The game also steps up the difficulty with some challenging boss fights and even some tough enemies (fear the gold skeletons)!  Prepare to level up considerably (which is cool by me...) and to be buying potions and tonics by the barrelful.  This is welcome, though, as DoS wasn't really that hard to get through (outside of Gergoth and arguably Death).  The dual character mechanic also helps make boss fights a lot more fun, especially once you find a solid way to utilize both characters to dish out high amounts of damage.  One area the dual character system could have been improved upon though is the game's puzzles.  A few pop up that require the player to switch back and forth to ride on bikes and such, but these are rather boring.  It's a shame that they couldn't have done something more with having two characters around, like using one as a stepladder to lift someone into a crevice or have one stand on a switch to keep the lights on while the other braves a tough battle alone...it would seem that IGA and his crew had grander plans than what panned out, what with the small gaps that Jonathan could seemingly have lifted Charlotte into (and I remember reading about that!), but I guess that they ran out of time and instead gave Charlotte a toad spell to squeeze through them.  *shrugs*

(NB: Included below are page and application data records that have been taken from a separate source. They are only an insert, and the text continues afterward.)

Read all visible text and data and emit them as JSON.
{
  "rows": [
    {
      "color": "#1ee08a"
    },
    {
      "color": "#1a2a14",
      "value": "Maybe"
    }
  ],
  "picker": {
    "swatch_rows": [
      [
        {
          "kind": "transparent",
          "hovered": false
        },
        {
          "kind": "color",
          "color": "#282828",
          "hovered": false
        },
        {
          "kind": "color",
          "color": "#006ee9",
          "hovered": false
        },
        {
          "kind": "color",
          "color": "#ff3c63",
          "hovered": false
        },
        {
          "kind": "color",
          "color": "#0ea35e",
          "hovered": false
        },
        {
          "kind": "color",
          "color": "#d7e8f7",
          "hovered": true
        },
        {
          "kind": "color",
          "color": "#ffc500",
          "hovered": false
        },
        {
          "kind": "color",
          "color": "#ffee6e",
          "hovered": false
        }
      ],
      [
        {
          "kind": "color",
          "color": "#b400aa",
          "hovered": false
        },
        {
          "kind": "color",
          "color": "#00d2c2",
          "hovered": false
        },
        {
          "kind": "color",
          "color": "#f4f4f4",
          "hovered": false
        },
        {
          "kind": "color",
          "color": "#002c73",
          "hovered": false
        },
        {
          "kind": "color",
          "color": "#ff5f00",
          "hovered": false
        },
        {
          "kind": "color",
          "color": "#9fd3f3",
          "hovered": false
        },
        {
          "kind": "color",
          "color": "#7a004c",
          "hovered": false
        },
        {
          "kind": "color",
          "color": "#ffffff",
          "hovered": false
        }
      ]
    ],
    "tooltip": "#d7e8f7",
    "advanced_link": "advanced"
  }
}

DoS suffered due to the Magic Seal system and the limited function of Balore's soul to break ice blocks, but Konami wisely scrapped those ideas and decided to make it more of a player's option rather than a requirement to use the touch screen.  Charlotte and Jonathan do not use it at all in their quest unless you want to direct your partner somewhere (which is adequate, but could have been done better) or leading Charlotte's familiar spells to a target.  The handy map/stat switch  on the top screen returns, which is almost reason enough to make the game a DS title.  Having a map right there is so wonderful when you're searching around for hidden rooms.  There is a hidden mode after beating the game's good ending that opens up a new set of characters that do use the touch screen to attack, which is pretty fun and could make for a unique Castlevania title all by itself next time around.
Overall, Portrait of Ruin is a fantastic entry into the franchise.  It has brought in a ton of new facets while keeping the same great gameplay previous titles held.  In my eyes, it's almost as excellent as AoS and tops DoS (and also pointed out its faults...).  It's fairly lengthy (if you do everything the game has to offer), has tons of things to find and unlock, it's challenging, and outside of a few missed opportunities its dual character mechanic is fantastically implemented.  I just think that the yearly development crunch sucked away some of the awesome potential controlling two characters could have offered.
Oh, by the way, the art direction is certainly better than DoS.  The much ballyhooed anime style is a little better, but check out Mr. P's Castlevania Realm for some really cool art Konami's cranked out for it.  I love Jonathan and Charlotte's designs, as well. ^_^  The cameo factor is also quite prominent too, which is pretty cool.  Tons upon tons of retro goodness to be had!